Judith Barrington will judge poetry for the North Coast Squid. She is the award-winning author of four poetry collections, two poetry chapbooks, a prizewinning memoir, and a text on writing literary memoir. Her work has been published in numerous literary journals and anthologies. Her latest collection, The Conversation, resulted from one poem winning the Gregory O’Donoghue International Poetry Competition in 2013, which resulted in an Irish publisher bringing out her work in a new book.
Brian Benson will judge nonfiction. He is author of Going Somewhere: A Bicycle Journey Across America. Benson teaches writing at the Attic in Portland and is currently working on The River Signal, an original radio story written on a paddlewheel riverboat as it floats the Mississippi.
Cari Luna will judge fiction. The Oregonian named Luna’s debut novel, The Revolution of Every Day, a Top 10 Northwest Book of 2013. The book received great reviews from Kirkus, Booklist, BUST Magazine, and Portland Mercury and was chosen as Book of the Week by editors at Oprah.com. Luna is a graduate of the MFA fiction program at Brooklyn College, and her writing has appeared in Salon, Jacobin, PANK, Avery Anthology, failbetter, Novembre Magazine, and elsewhere.
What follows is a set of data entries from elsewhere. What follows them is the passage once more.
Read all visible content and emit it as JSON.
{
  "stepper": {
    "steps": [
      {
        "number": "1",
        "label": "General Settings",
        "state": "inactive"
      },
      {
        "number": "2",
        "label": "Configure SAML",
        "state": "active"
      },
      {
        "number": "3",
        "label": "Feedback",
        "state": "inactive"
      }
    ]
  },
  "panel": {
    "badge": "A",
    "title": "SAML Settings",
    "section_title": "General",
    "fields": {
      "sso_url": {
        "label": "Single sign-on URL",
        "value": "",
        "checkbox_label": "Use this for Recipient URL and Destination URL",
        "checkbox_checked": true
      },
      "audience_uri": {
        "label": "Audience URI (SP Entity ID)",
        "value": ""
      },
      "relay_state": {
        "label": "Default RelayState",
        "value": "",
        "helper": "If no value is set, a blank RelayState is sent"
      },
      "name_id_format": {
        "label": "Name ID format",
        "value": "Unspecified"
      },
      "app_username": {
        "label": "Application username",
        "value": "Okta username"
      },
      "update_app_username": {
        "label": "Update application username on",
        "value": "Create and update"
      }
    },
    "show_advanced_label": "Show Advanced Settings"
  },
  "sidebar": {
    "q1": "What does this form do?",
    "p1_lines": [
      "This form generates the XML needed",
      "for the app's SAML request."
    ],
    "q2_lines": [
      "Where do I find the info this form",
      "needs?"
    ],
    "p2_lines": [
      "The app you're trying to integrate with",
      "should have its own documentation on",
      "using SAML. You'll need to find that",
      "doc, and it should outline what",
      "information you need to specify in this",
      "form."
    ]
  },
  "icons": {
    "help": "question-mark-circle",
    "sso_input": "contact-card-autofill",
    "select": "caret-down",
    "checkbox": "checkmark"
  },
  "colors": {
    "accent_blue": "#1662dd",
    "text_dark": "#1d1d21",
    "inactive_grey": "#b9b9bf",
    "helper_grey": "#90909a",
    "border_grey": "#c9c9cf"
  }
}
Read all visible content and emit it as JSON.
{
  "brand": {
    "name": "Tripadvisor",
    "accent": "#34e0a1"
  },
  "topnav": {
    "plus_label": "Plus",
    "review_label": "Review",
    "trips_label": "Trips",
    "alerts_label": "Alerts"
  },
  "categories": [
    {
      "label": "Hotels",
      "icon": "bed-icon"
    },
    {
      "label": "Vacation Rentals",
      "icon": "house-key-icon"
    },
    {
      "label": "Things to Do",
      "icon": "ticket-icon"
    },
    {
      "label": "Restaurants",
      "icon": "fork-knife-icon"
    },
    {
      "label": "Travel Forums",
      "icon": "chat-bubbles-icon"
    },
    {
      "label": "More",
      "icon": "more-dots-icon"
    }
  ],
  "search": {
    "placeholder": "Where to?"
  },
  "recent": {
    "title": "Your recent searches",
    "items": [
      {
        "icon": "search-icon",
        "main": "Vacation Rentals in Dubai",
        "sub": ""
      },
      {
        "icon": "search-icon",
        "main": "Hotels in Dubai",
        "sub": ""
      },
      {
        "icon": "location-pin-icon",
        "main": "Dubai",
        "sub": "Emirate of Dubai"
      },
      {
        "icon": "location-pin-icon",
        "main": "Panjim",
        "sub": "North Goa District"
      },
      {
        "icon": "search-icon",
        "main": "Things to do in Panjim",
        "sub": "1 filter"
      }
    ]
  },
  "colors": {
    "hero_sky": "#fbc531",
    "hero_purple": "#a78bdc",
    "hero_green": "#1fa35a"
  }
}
Our Young Writer category accepts submissions in fiction, nonfiction, and poetry for young writers age 18 and under. The three best submissions, regardless of category, are selected by the editors of Tattoo Magazine, a national award-winning high school literary and art publication based in Shoreline, WA.